Barber Shop Chronicles

Play: Barber Shop Chronicles Playwright: Inua Ellams Director: Bijan Sheibani Theatre: Roundhouse Review by Briana Carter 

Barber Shop Chronicles, originally launched at the National Theatre in 2017, is a brilliant piece of theatre. Playwright Inua Ellams sets the play in six different barbershops in London, Lagos, Johannesburg, Accra, Kampala and Harare over the course of one day.

The show starts before the play does as sheepish audience members are pulled from their seats to have a quick (pretend) trim or shape up in a barber’s chair while Afro beats and old skool classics (Cameo, anyone?) bellow from the speakers. The atmosphere is electric and is a perfect start to the production.

Exploding with sharp and humorous insights, Ellams’ writing and Bijan Sheibani’s flamboyant direction weaves a complex narrative which connects the lives of black men across the diaspora.

In each barbershop, there is an unspoken hierarchy. The older men demand respect while the young Turks battle with the dichotomy of wanting to be independent from, but also mentored by these older men. Both groups bear similar scars from fraught experiences as black men. This intergenerational tension helps creates an energetic show full of rambunctious characters spewing bombastic claims at each other. However, regardless of age or country, these men are united in their loyalty and passion to their chosen football club – Chelsea.

The primary focus is on The Three Kings barbershop in Peckham where the quiet but likeable patriarch, Emmanuel (Anthony Ofoegbu), the young fiery assistant, Samuel (Mohammad Mansaray) and the lascivious Caribbean Winston (Micah Balfour) navigate tensions surrounding Samuel’s father’s incarceration, which he believes was unjustly caused by Emmanuel. As tempers flare, we discover deeply buried unsavory truths.

At the play’s heart is the question: Who am I as a black man?
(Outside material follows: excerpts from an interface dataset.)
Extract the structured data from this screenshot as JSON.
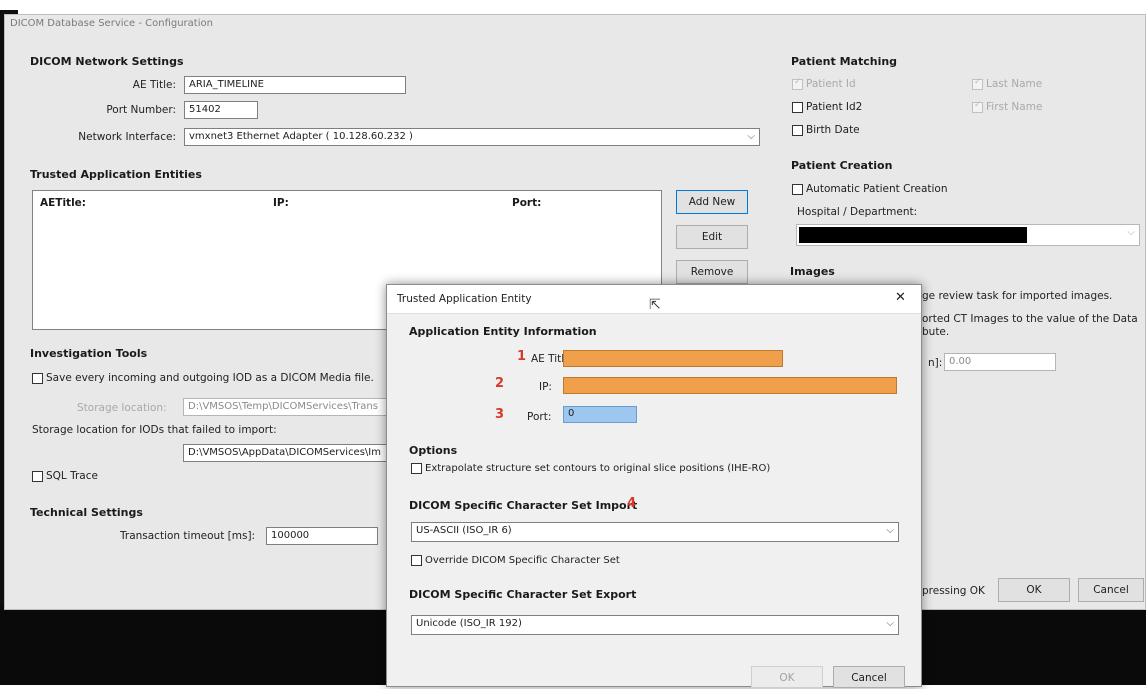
{
  "window_title": "DICOM Database Service - Configuration",
  "network": {
    "header": "DICOM Network Settings",
    "ae_title_label": "AE Title:",
    "ae_title_value": "ARIA_TIMELINE",
    "port_label": "Port Number:",
    "port_value": "51402",
    "iface_label": "Network Interface:",
    "iface_value": "vmxnet3 Ethernet Adapter ( 10.128.60.232 )"
  },
  "trusted": {
    "header": "Trusted Application Entities",
    "columns": [
      "AETitle:",
      "IP:",
      "Port:"
    ],
    "add_new": "Add New",
    "edit": "Edit",
    "remove": "Remove"
  },
  "investigation": {
    "header": "Investigation Tools",
    "save_iod_label": "Save every incoming and outgoing IOD as a DICOM Media file.",
    "storage_location_label": "Storage location:",
    "storage_location_value": "D:\\VMSOS\\Temp\\DICOMServices\\Trans",
    "failed_label": "Storage location for IODs that failed to import:",
    "failed_value": "D:\\VMSOS\\AppData\\DICOMServices\\Im",
    "sql_trace": "SQL Trace"
  },
  "technical": {
    "header": "Technical Settings",
    "timeout_label": "Transaction timeout [ms]:",
    "timeout_value": "100000"
  },
  "patient_matching": {
    "header": "Patient Matching",
    "patient_id": "Patient Id",
    "last_name": "Last Name",
    "patient_id2": "Patient Id2",
    "first_name": "First Name",
    "birth_date": "Birth Date"
  },
  "patient_creation": {
    "header": "Patient Creation",
    "auto_label": "Automatic Patient Creation",
    "hospital_label": "Hospital / Department:"
  },
  "images": {
    "header": "Images",
    "line1": "ge review task for imported images.",
    "line2": "orted CT Images to the value of the Data",
    "line3": "bute.",
    "field_label": "n]:",
    "field_value": "0.00"
  },
  "main_footer": {
    "note": "pressing OK",
    "ok": "OK",
    "cancel": "Cancel"
  },
  "dialog": {
    "title": "Trusted Application Entity",
    "close": "✕",
    "section1": "Application Entity Information",
    "ae_title_label": "AE Title:",
    "ip_label": "IP:",
    "port_label": "Port:",
    "port_value": "0",
    "num1": "1",
    "num2": "2",
    "num3": "3",
    "num4": "4",
    "options_header": "Options",
    "extrapolate": "Extrapolate structure set contours to original slice positions (IHE-RO)",
    "charset_import_header": "DICOM Specific Character Set Import",
    "charset_import_value": "US-ASCII (ISO_IR 6)",
    "override_label": "Override DICOM Specific Character Set",
    "charset_export_header": "DICOM Specific Character Set Export",
    "charset_export_value": "Unicode (ISO_IR 192)",
    "ok": "OK",
    "cancel": "Cancel"
  },
  "colors": {
    "highlight_orange": "#f0a04a",
    "highlight_blue": "#9ec7ef",
    "annotation_red": "#d83a2a"
  }
}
Explorations of what it means to be a black man in modern society are juxtaposed with archaic notions of blackness, masculinity and sexuality.

The older men express disdain for the “sissy-like” tendencies among the youth of today while tolerating “the gay” for economic gain. Broken definitions of masculinity, held together by decades of internalised oppression, are challenged by the younger men as they struggle to find their place in a new and evolving world while still celebrating and reclaiming their culture and heritage.

One of the more comedic vignettes is from Bad Boy (Demmy Ladipo), a young man in London who flaunts his sexual prowess to the applause and admiration of his fellow comrades. He praises himself for taking home a white woman while also having a black woman on the side. Yet, conversely, there seems an unspoken obligation to his blackness to ultimately choose the black girl.

In the play, contrasting African leaders Nelson Mandela and Robert Mugabe (whose legacies have been defined by Western society) are critiqued by their fellow countrymen. Mandela, whose legacy is celebrated internationally in the month of July finds himself at the forefront of South African born Simphiwe’s (Emmanuel Ighodaro) mind.

With the stage light directly on him, a beer in hand, he bursts with passion and righteous indignation as he reflects on being black under apartheid. Frustrated with the strategy of truth and reconciliation that seemed to do little for blacks, Simphiwe’s rage has no place to go. His only solace is at the bottom of a beer bottle.

Through the inventive stage direction and choreography Barber Shop Chronicles eloquently interprets masculinity as a joyous expression. Movement director Aline David’s offers a refreshing take on both traditional and new forms of dance. Dazzling like peacocks, the men strut around holding their capes as they flaunt their masculinity.

Rae Smith’s set design captures the essence of a barbershop as a lighthouse, a haven and a beacon in the community where men from all walks of life come to commune with one another. Under a lit gigantic wire globe, the interconnectedness of the men from across the globe is woven into our psyches.

Anthony Ofoegbu’s burdened and empathetic Emmanuel is a riveting performance. His willingness to be open and engage with Samuel and Ethan (Elmi Rashid Elmi) contrasts with his inauthenticity in a space he cultivated for others to be themselves.

As an American black girl, the play feels like an ode to my uncles and their stories which are often untold. Barber Shop Chronicles is both light-hearted and challenging. Understandably, the intersectionality between being a black man in a white patriarchal society is complicated to understand and navigate in real life.

Often the narrative of being black, being a man, being a first, second or third-generation immigrant in Western society is usually misunderstood. This play accomplishes a hard feat, by making a complex cultural and historical issue accessible for everyone.

A must-see show,  no matter your age, race or gender.

Barber Shop Chronicles, a National Theatre, Fuel and Leeds Playhouse co-production is at Roundhouse until 24 August 2019

Photo credit: Marc Brenner